Working on the business should allow one to achieve performance breakthroughs, or in other words, create impact in the areas that drive the improvement we all desire. I like to use the term A to the 4th power (A4) to help me stay true to working on instead of in business. The four terms come from Scott Snell and Ken Carrig’s forthcoming book, “Strategic Execution: Driving Breakthrough Performance in Business”, and are Alignment, Ability, Architecture and Agility.

ALIGNMENT

Alignment conveys the deceptively simple notion that execution depends on everyone working together toward the same goal. Alignment is the “sine qua non” of execution; without it, nothing else much matters.

It provides clarity of purpose and direction, momentum to overcome inertia, a focus for decisions and actions, and resilience in the face of change or disruption.

Today, misalignment has become the norm, not the exception. There’s often a substantial gap between understanding the requirements of strategy and each person’s work. Disengagement can create this misalignment, which unfortunately leads right into working all day in the business instead of on it.
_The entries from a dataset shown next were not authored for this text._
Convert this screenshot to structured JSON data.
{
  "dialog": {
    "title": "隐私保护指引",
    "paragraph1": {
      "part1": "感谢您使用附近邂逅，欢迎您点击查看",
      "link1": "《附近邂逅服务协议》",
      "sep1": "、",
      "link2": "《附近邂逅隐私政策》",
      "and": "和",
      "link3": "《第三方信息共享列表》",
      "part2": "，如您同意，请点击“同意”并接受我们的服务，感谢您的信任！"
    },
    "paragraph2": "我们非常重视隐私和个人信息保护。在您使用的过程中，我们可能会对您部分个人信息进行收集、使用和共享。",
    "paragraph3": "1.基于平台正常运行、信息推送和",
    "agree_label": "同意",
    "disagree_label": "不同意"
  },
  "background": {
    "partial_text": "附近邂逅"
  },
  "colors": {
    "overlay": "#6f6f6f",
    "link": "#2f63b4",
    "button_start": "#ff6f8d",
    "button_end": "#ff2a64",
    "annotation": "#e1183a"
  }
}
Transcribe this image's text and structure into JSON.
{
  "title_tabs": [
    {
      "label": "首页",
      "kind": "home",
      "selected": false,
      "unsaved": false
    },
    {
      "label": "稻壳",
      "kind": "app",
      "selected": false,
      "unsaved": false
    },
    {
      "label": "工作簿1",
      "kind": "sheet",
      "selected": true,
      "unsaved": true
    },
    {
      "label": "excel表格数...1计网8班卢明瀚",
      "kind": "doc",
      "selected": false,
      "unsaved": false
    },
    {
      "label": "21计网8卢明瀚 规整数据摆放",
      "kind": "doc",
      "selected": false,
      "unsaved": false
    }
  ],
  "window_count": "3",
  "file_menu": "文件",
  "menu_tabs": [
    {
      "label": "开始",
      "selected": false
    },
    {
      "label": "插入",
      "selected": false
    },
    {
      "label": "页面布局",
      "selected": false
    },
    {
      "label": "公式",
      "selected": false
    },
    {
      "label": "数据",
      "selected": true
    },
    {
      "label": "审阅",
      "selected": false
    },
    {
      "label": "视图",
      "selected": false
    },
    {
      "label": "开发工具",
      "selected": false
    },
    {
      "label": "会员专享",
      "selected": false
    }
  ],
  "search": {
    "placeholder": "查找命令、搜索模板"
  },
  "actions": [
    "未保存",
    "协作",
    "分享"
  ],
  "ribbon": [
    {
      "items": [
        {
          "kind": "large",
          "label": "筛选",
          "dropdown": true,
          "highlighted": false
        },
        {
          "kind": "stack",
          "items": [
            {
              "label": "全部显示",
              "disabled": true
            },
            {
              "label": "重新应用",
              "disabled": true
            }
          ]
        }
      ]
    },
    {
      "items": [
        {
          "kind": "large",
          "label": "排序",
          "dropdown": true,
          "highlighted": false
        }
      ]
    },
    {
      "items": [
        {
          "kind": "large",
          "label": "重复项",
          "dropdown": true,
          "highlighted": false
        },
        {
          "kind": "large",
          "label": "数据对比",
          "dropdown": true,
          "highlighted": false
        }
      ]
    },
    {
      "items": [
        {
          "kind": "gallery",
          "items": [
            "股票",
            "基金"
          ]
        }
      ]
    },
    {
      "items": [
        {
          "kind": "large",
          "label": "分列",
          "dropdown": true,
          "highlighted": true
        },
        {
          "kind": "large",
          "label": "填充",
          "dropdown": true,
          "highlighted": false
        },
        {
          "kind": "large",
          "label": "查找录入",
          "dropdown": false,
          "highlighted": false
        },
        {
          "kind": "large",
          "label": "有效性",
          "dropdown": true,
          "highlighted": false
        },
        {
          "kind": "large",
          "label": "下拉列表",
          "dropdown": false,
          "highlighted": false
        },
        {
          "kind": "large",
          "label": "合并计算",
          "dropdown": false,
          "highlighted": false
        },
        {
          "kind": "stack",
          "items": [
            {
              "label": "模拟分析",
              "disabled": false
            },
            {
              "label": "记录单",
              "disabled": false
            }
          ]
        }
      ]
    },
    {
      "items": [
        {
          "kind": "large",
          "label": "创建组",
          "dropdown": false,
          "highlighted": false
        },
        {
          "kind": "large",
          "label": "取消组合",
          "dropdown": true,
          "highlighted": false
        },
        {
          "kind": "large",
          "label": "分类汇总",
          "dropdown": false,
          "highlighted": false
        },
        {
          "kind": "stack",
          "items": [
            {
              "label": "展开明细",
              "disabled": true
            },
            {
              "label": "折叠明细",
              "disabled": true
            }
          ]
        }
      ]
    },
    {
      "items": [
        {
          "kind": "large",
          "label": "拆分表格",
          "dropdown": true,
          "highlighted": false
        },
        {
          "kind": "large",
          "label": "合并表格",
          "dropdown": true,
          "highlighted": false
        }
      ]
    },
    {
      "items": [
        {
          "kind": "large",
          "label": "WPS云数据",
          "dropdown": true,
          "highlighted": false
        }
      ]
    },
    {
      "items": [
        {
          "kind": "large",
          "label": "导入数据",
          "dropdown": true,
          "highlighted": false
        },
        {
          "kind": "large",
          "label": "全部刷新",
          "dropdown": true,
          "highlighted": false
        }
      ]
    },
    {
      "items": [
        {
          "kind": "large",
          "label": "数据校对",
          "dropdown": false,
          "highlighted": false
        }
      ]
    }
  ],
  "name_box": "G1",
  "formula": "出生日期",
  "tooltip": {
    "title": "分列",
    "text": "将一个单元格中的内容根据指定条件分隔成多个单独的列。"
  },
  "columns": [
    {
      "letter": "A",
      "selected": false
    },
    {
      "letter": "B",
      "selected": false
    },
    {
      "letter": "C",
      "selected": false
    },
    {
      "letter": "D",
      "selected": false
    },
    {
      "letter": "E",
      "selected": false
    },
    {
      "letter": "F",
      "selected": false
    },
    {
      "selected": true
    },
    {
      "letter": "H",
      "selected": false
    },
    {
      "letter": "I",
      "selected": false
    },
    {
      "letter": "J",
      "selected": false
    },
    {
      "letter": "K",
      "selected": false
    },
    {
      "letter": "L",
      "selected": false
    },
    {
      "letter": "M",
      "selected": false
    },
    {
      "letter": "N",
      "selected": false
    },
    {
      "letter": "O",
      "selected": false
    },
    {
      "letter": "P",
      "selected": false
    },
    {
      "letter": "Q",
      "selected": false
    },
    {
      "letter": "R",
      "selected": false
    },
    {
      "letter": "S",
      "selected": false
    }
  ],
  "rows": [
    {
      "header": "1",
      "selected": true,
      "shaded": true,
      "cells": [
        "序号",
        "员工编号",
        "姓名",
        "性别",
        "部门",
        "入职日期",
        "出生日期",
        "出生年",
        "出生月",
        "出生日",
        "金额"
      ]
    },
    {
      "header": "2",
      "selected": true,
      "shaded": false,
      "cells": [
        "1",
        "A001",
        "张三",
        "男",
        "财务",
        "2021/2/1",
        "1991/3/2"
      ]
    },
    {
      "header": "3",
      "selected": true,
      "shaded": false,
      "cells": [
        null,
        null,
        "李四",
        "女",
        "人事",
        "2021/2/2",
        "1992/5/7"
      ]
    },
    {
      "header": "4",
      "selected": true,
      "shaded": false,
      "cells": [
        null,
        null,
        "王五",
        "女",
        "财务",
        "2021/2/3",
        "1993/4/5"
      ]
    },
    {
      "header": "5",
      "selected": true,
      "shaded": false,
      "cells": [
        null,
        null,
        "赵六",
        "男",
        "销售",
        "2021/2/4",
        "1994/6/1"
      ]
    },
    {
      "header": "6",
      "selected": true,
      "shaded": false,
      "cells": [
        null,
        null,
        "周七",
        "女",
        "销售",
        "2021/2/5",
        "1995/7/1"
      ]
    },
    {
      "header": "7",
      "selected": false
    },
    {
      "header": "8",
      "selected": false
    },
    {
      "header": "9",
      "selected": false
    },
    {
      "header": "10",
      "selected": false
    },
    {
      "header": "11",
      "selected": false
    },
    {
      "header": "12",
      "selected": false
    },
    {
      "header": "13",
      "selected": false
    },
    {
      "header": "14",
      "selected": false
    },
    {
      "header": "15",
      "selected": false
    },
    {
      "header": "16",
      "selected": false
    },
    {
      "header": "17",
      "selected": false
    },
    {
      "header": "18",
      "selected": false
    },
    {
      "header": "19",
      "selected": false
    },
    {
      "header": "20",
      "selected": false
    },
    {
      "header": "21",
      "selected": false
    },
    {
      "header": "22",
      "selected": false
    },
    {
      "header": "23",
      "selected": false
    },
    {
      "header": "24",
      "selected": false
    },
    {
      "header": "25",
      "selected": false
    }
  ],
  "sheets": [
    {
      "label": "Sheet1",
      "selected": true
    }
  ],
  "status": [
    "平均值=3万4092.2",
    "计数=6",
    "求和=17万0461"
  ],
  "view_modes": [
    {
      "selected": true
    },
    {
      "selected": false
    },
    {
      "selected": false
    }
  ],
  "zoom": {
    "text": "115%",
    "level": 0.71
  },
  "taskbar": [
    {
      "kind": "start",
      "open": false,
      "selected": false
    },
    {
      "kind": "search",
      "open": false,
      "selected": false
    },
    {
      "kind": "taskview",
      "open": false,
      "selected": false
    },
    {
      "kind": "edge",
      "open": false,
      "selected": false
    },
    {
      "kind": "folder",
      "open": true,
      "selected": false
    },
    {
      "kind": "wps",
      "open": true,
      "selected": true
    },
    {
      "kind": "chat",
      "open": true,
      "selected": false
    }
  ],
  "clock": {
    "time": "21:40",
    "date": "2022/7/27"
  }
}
It is, therefore, a constant challenge to emphasize the mission-critical elements that unite the organization toward its strategic purpose and work to achieve those outcomes. An important part of alignment is clarifying with others how work that they are accountable for leads to those strategic outcomes, or in other words, how overall success is attributable to them.
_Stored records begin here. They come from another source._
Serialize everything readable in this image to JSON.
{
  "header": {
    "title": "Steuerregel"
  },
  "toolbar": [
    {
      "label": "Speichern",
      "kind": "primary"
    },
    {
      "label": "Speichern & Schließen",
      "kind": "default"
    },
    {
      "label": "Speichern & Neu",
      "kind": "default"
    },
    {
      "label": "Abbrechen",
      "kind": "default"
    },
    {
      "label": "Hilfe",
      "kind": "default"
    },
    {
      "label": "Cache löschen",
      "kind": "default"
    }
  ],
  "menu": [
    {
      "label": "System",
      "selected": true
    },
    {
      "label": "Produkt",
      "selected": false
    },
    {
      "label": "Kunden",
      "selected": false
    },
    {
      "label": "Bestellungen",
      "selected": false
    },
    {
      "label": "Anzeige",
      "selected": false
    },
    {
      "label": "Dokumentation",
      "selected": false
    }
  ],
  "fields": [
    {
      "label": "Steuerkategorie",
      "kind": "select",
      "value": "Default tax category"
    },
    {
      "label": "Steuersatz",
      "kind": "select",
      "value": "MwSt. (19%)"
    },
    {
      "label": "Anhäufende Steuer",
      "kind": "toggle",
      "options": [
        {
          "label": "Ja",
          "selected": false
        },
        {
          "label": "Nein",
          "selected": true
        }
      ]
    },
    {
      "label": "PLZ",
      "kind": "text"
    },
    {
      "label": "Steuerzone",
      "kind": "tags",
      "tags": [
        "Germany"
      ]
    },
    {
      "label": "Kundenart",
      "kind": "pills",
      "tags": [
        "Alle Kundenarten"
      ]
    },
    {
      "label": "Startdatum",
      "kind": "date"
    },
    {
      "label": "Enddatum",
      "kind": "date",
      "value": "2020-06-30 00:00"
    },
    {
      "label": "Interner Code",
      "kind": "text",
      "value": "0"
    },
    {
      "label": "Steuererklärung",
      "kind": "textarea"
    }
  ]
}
ABILITY

In any endeavor, whether it’s business or sports, great execution requires great skill.

Usually, what begins with a discussion of alignment often evolves to a deeper discussion of ability. This isn’t just a focus on productivity, but on attracting and developing; raising skill levels; all while keeping aligned accountability.

ARCHITECTURE

The design of your organization, as well as its underlying infrastructure, processes, technologies and controls constitutes the domain of organizational architecture. Your organization’s design makes a big difference in terms of reliability, alignment and continuity of performance.

In terms of working on the business, ensuring a valid organizational architecture is critical for resource flows, information availability, decision-making and processes that propel the organization forward.

Try to focus on ways to streamline your organization’s architecture, simplify structures, improve processes, and clarify roles, responsibilities, accountability and communication flow. This includes building connections and opportunities (meetings AND one-on-one conversations) to improve joint decision-making.

AGILITY

The ability to respond and adapt is critical for achieving organizational goals. Ironically, one of the most common inhibitors of agility is our approach to execution. In an attempt to drive better performance and maximize efficiency, many organizations create a situation in which change is difficult. The harder they work in the business instead of on it, the more challenging it is for them to see the need for change, or to flex, adapt and adjust appropriately. People hate change, but in reality, if you are not constantly changing you are not working on your business but in it.

There’s a great book (see picture) that summarizes these concepts way better than I have. Take the time to read it and then get to work ON your business at the dining room table, not in the kitchen.